We as north Indians often learn of the Kaveri water dispute between Tamil Nadu and Karnataka, two important southern states of India. Quite often, one also wonders why issues like this cannot be settled amicably and what is so great about sharing river water. We also tend to blame politicians for not solving such problems. While this may be true to some extent, such matters are not so simple because behind such issues lie the genuine needs and sentiments of people. I realised this truth during my visit to Tamil Nadu in the year 1999 as election observer for the parliamentary election. The incident goes like this: During the course of this duty, I also had the opportunity of visiting Madurai, the place famous for the Meenakshi Temple. While returning from there to the place of duty, the car passed through an area which is the best in paddy cultivation and called the rice bowl of Tamil Nadu. My escorting officer told me that it was the Kaveri basin area and that the success of crops was mainly dependent on irrigation from the Kaveri water. The area looked so beautiful that I asked the driver to stop for some time in order to watch the fields and enjoy the beauty of the lush green paddy crop. I had not seen such a beautiful paddy-field ever before and so, I spent almost half an hour in the fields.
As we started travelling again, we soon crossed the Kaveri river, which is split into four or five streams in that area. Meanwhile, the issue of the Kaveri water dispute came to my mind and all my previous perception about it disappeared. I could easily feel the need and sentiments of the farmers who are the beneficiaries of the Kaveri water. Perhaps, the same need and sentiments exist in Karnataka also. The accompanying officer told me that the whole livelihood of this area depended on paddy and if the crop fails, people face tremendous problems. I was silently agreeing with him.
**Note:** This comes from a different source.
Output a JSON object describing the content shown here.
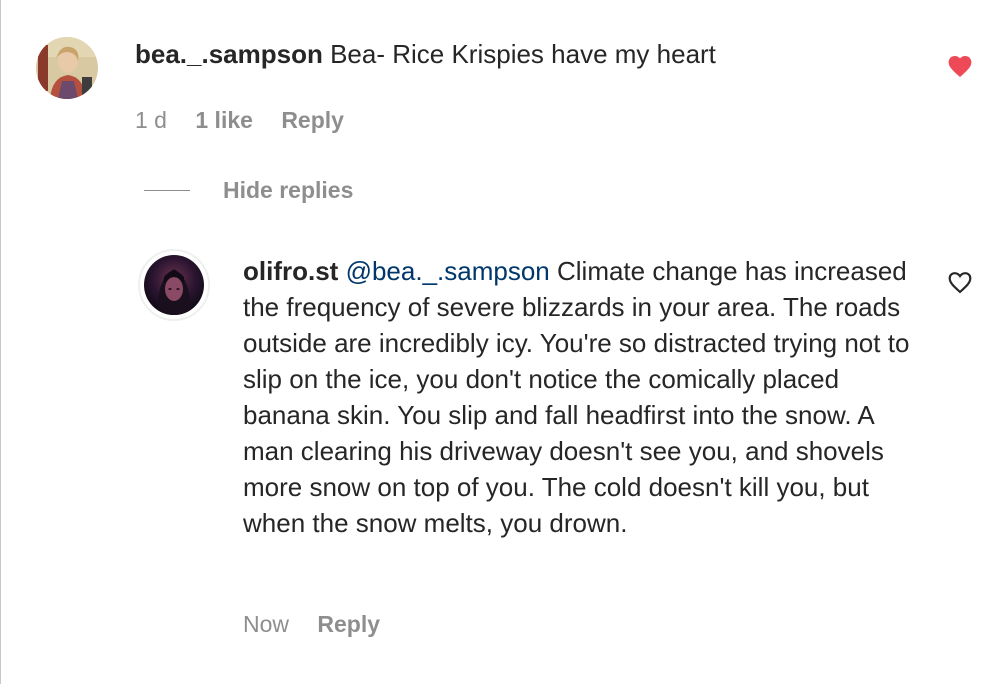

The point being made here is not that the dispute should not be sorted out amicably. That it should be done is very necessary but the complication of such issues should be appreciated against the background of people’s needs and sentiments. The joy of a lush green crop, to me, is invaluable and the mere sight of it was enough to give me the kind of happiness which no amount of money can buy. Therefore, in order to expand our personality, it is necessary to understand the feelings of others also, without always judging them and looking at the issues only from the point of view of economics or politics.